    Joint use of public assets. As trade and transportation become more global and seamless, joint use of infrastructure and equipment—whether they belong to the military or other branches of the Government—may serve as cost-cutting measures. Some of the Nation's highways already are designated as corridors of national significance by Congress to serve national security purposes as well as everyday mobility needs. More conversions of military airbases to all-cargo airports and of naval bases to commercial use may be warranted since there is commercial demand for using the airbases and seaports.

    Use of commercial rates for frequently traveled routes. Cargo deliveries that use frequently traveled routes cost less and can have shorter delivery times. An example of frequently traveled routes for the military are the routes between CONUS and Europe or Asia. States that consume the most imported products serve as natural gateways for trade. As long as a particular state is a major consumer of imported cargo, that state will always retain business at the port of entry. The logistics industry is investing in southeastern states such as Florida, Alabama, and Georgia to prepare for a forecasted increase in manufactured items imported from Latin America.

    These are some ideas from commercial sector logistics that are relevant to the needs of the military supply chain management system. To achieve the goals of Joint Vision 2010, the military must look beyond the conventional practices to manage innovation and change.

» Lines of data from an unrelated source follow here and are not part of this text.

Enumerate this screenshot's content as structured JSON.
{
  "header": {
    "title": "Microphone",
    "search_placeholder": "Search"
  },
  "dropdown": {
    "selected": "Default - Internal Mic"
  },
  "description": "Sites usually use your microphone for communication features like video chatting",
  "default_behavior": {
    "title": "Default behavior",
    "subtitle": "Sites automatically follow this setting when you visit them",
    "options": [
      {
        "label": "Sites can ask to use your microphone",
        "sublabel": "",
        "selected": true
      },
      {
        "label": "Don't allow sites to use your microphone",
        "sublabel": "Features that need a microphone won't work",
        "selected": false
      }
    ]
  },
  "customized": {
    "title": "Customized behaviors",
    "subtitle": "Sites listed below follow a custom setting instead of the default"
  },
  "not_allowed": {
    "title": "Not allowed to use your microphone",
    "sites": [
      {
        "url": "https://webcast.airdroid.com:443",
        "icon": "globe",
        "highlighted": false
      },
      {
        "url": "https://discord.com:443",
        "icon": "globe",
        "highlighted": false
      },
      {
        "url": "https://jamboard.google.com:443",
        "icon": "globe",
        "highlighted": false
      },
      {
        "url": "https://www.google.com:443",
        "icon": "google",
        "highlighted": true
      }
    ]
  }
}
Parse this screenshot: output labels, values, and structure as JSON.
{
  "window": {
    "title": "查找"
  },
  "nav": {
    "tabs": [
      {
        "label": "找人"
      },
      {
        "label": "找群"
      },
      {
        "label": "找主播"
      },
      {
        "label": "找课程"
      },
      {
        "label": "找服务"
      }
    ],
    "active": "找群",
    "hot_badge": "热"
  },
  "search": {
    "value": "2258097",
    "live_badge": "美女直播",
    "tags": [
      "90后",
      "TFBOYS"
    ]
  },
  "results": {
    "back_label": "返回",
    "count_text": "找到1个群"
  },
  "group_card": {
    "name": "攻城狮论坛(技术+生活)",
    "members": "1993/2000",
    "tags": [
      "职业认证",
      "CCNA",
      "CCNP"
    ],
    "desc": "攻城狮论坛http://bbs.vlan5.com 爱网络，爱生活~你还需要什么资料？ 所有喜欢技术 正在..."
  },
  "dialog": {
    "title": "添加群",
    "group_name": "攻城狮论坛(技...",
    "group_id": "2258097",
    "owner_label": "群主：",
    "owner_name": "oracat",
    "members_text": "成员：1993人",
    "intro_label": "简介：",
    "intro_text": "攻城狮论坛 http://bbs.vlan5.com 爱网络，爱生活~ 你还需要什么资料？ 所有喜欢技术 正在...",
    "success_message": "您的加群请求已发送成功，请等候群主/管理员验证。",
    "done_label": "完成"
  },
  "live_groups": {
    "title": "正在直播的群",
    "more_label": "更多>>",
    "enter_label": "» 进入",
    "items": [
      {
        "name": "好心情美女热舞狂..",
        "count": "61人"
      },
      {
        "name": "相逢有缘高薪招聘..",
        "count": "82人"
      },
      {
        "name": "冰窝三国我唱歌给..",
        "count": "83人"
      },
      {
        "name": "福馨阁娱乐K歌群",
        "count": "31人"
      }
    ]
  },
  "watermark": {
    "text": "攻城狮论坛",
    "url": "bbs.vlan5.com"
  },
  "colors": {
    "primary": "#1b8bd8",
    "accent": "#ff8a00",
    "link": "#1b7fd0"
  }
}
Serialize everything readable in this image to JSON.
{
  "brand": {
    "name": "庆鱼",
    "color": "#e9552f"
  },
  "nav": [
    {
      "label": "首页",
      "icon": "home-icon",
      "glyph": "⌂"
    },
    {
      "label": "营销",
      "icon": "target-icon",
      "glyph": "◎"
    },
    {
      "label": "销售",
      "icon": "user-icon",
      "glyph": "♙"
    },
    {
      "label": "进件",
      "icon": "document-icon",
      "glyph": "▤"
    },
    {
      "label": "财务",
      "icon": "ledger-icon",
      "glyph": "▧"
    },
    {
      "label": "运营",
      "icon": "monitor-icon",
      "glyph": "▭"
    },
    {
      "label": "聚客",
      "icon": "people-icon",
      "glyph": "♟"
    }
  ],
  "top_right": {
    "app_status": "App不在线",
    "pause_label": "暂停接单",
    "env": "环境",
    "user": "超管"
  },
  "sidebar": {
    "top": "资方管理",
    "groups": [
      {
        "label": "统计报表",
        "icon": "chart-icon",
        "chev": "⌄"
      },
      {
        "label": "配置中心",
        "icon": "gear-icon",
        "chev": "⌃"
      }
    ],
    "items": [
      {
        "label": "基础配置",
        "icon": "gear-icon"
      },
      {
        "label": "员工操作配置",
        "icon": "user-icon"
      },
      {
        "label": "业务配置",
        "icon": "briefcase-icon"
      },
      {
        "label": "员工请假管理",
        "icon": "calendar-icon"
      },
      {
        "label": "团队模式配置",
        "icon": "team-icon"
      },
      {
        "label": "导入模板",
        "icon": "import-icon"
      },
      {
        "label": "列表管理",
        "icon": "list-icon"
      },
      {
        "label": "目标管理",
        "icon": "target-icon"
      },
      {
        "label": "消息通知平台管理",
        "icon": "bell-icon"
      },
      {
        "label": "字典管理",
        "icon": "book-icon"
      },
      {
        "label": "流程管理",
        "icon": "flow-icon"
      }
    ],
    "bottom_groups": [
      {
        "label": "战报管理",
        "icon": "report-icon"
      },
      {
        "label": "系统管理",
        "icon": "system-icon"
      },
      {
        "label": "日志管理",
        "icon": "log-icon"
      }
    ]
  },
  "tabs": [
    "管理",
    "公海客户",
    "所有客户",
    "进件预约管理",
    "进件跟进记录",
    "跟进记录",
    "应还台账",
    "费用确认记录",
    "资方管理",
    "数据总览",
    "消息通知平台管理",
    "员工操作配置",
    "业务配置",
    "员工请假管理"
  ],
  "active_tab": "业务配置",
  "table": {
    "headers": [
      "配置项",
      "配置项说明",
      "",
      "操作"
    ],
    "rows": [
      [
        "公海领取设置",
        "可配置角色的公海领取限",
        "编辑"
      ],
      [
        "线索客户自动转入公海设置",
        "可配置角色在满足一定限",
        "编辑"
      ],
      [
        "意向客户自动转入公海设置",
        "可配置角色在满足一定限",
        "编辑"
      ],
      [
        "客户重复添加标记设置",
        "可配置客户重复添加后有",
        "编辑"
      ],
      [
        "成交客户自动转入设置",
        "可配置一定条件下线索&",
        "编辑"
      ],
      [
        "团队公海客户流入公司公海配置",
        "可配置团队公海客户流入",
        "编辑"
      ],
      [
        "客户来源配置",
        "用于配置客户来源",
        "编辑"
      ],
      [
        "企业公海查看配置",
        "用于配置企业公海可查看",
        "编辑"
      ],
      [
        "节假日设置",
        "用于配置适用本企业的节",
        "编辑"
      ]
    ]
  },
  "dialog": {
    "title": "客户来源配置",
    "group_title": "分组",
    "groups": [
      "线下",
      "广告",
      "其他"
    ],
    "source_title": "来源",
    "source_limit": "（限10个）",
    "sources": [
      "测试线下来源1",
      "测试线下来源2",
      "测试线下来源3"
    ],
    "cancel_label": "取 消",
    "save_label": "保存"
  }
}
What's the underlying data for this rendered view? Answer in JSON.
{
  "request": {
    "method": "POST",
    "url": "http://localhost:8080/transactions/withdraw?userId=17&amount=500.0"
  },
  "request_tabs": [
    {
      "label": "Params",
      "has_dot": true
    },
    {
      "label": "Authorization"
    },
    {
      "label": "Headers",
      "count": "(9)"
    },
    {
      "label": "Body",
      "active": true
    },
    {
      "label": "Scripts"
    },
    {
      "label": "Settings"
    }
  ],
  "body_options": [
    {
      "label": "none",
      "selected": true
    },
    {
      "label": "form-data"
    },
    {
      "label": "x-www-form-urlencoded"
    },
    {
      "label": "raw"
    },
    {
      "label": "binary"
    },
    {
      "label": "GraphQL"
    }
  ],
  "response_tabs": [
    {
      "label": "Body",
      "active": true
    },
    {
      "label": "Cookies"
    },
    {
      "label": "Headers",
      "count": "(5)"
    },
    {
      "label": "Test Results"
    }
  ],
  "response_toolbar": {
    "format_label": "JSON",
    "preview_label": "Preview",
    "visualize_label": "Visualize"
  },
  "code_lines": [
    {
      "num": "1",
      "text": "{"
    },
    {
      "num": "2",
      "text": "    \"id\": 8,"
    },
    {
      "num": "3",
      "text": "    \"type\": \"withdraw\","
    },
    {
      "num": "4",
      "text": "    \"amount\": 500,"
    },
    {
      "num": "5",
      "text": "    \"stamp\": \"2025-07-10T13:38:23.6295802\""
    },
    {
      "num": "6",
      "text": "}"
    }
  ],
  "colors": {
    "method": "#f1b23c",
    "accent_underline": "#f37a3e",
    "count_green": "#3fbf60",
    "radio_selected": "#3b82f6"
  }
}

    Kristine Lee Leiphart, Ph.D., works on logistics, transportation, and land use issues at the RAND Corporation in Santa Monica, California. She is certified in transportation logistics management and holds the professional designation of Global Logistics Specialist.